Alcohol profits in Scottish and Welsh convenience stores are set to soar by as much as 70% when minimum unit pricing (MUP) begins its roll out next May.
The law changing will commit retailers to charge 50p per unit of alcohol. More than one in five of the top 125 beer, wine, cider, spirits and pre-mix lines in convenience stores will see a price rise, with an average price increase of £2.
This could increase sales of the top 125 by nearly £20,000 a year in the average shop.
Retail Express worked with Faisal Naseem of Premier Arbroath Party Time in Angus to examine the impact MUP will have on his store. With consistent volumes, alcohol sales would increase by 8.5% and profit after VAT by 70.4% to nearly £50,000 a year.

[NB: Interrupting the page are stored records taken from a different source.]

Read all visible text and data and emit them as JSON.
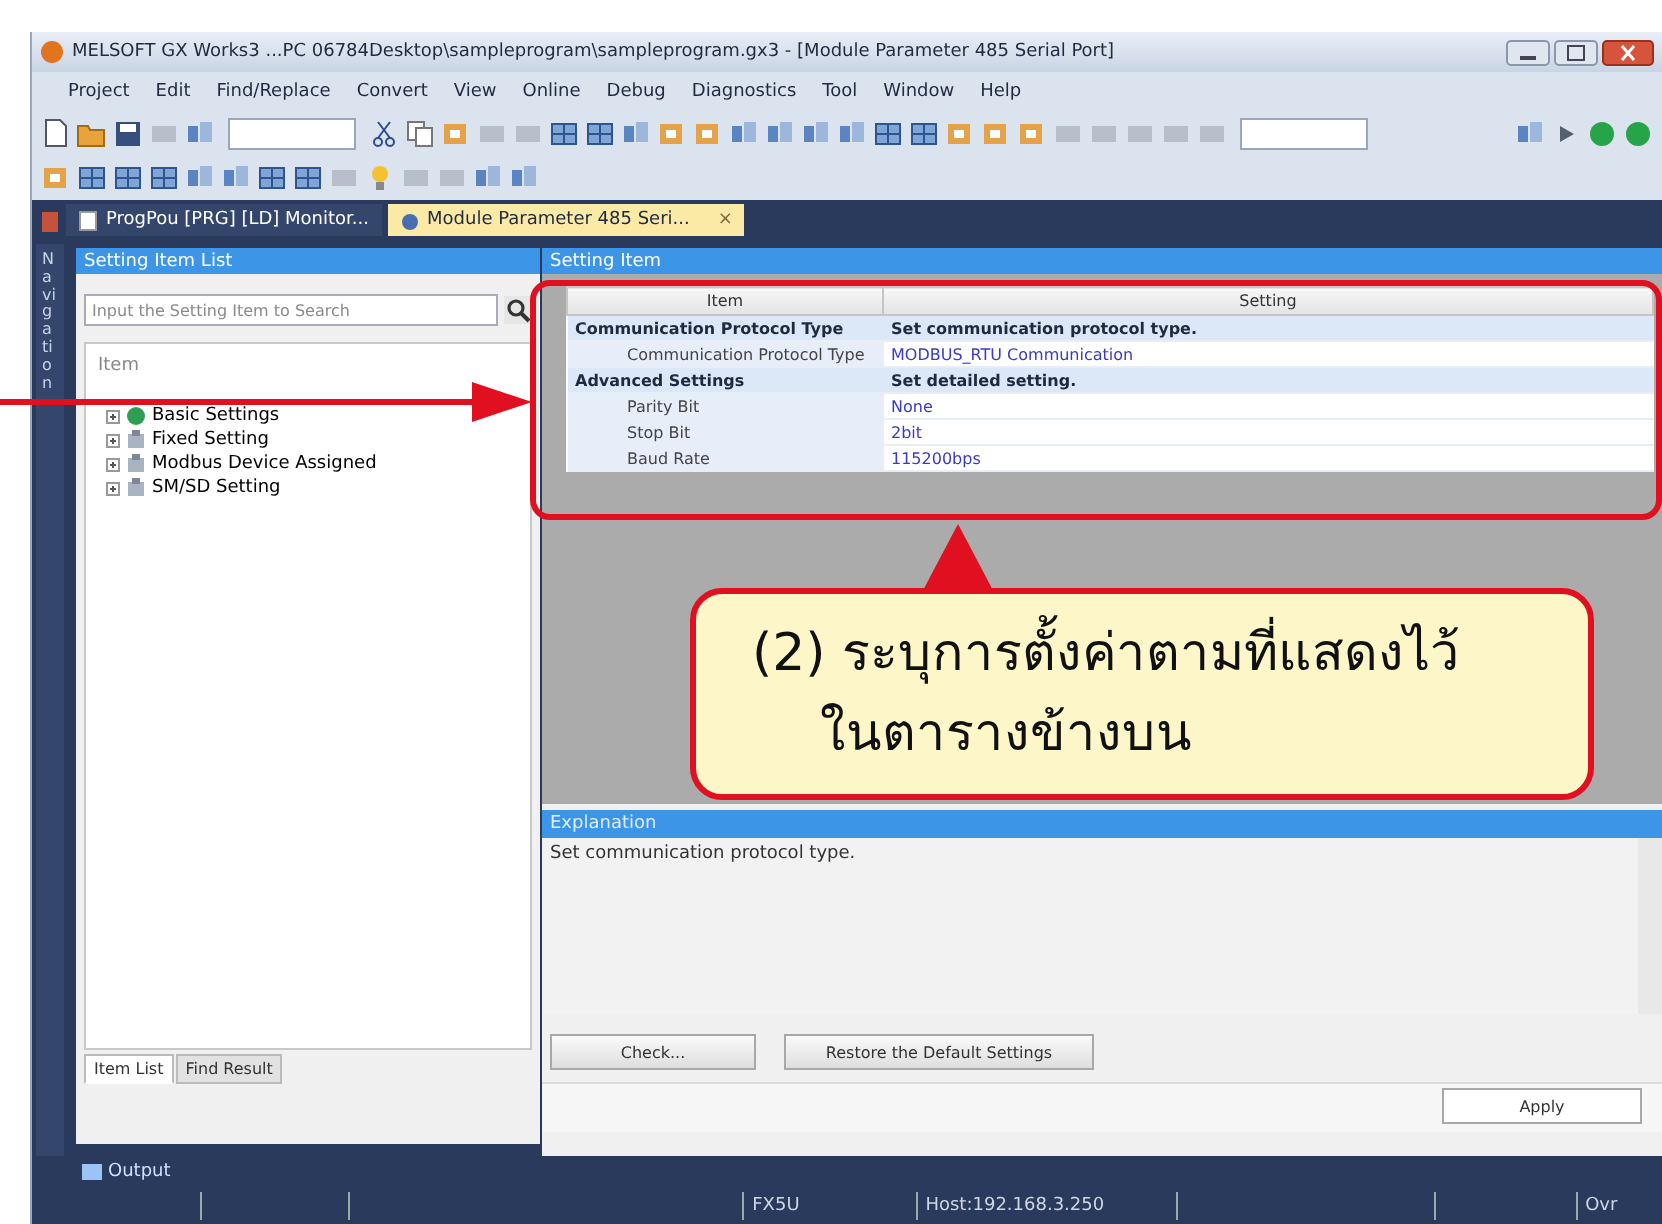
{
  "window": {
    "title": "MELSOFT GX Works3 ...PC 06784Desktop\\sampleprogram\\sampleprogram.gx3 - [Module Parameter 485 Serial Port]"
  },
  "menu": [
    "Project",
    "Edit",
    "Find/Replace",
    "Convert",
    "View",
    "Online",
    "Debug",
    "Diagnostics",
    "Tool",
    "Window",
    "Help"
  ],
  "doc_tabs": [
    {
      "label": "ProgPou [PRG] [LD] Monitor...",
      "selected": false
    },
    {
      "label": "Module Parameter 485 Seri...",
      "selected": true,
      "close": "×"
    }
  ],
  "navigation": {
    "label": "Navigation"
  },
  "item_list": {
    "title": "Setting Item List",
    "search": {
      "placeholder": "Input the Setting Item to Search"
    },
    "header": "Item",
    "tree": [
      {
        "label": "Basic Settings",
        "kind": "basic"
      },
      {
        "label": "Fixed Setting",
        "kind": "plain"
      },
      {
        "label": "Modbus Device Assigned",
        "kind": "plain"
      },
      {
        "label": "SM/SD Setting",
        "kind": "plain"
      }
    ],
    "tabs": [
      {
        "label": "Item List",
        "selected": true
      },
      {
        "label": "Find Result",
        "selected": false
      }
    ]
  },
  "settings": {
    "title": "Setting Item",
    "columns": [
      "Item",
      "Setting"
    ],
    "rows": [
      {
        "kind": "group",
        "item": "Communication Protocol Type",
        "setting": "Set communication protocol type."
      },
      {
        "kind": "value",
        "item": "Communication Protocol Type",
        "setting": "MODBUS_RTU Communication"
      },
      {
        "kind": "group",
        "item": "Advanced Settings",
        "setting": "Set detailed setting."
      },
      {
        "kind": "value",
        "item": "Parity Bit",
        "setting": "None"
      },
      {
        "kind": "value",
        "item": "Stop Bit",
        "setting": "2bit"
      },
      {
        "kind": "value",
        "item": "Baud Rate",
        "setting": "115200bps"
      }
    ]
  },
  "explanation": {
    "title": "Explanation",
    "text": "Set communication protocol type."
  },
  "buttons": [
    "Check...",
    "Restore the Default Settings"
  ],
  "apply": "Apply",
  "output": {
    "label": "Output"
  },
  "status_bar": [
    "FX5U",
    "Host:192.168.3.250",
    "Ovr"
  ],
  "callout": {
    "lines": [
      "(2) ระบุการตั้งค่าตามที่แสดงไว้",
      "ในตารางข้างบน"
    ]
  }
}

“I feel better about it after seeing the stats. I think it will work to our advantage due to expanding our margins and blocking the current supermarket pricing strategy,” said Naseem.

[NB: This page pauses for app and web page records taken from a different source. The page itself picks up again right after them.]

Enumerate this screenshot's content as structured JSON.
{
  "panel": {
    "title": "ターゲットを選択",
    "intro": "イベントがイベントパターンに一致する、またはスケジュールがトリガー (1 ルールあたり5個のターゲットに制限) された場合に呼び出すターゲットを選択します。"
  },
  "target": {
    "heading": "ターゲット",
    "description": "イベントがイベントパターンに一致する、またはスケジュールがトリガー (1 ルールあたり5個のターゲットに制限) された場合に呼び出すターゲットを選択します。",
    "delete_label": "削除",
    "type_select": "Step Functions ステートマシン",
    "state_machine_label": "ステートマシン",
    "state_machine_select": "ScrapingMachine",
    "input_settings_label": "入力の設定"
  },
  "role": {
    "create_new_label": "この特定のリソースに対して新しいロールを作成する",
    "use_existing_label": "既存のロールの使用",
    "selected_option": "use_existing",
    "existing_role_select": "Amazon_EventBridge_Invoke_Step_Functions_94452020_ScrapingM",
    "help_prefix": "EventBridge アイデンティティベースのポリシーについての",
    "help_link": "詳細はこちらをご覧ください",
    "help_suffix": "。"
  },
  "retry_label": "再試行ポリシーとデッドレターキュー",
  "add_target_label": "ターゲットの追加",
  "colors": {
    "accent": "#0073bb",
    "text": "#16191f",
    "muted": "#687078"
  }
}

Ferhan Ashiq from Levenhall Village Store in Musselburgh agreed. “It will create a level playing field with multiples and help secure the future of the local shop, as long as suppliers don’t increase their prices,” he said.
According to Matt Norbury, licensed trading manager at wholesaler Parfetts, there won’t be much that suppliers can do to take back a share of the raised margins. “I don’t think suppliers will be cute enough to build different pricing for England and Scotland because you would just get stock moving up and down the UK,” he said.
One of the worst-affected products will be Aston Manor’s Frosty Jack’s brand, with a 3l bottle increasing from a current average convenience price of £4.22 to £11.25.
Aston Manor refused to say whether it would be increasing wholesale prices in response, but said there were “concerns about the artificial distortion of the market in Scotland and also across the border.”
The impact of MUP varied wildly by category. None of the top 25 lines in wine or pre-mix drinks will be affected, while 68% of the top 25 ciders will be forced to increase in price.
Other severely impacted brands include Glen’s Vodka, which accounts for four of the top five spirit lines in the average small shop, and Lambrini, where the price of a standard bottle will increase by 67%.
Conversely, brands often associated with problem drinking such as Buckfast Wine and Carlsberg Special Brew are unaffected by the legislation as their average convenience price is already higher than the new MUP.
Despite the mostly positive impact of the scheme, there are concerns about the impact on both the illicit trade and crossborder sales.
It's not just Scottish retailers that will benefit, the Welsh government is also looking to implement MUP in 2018.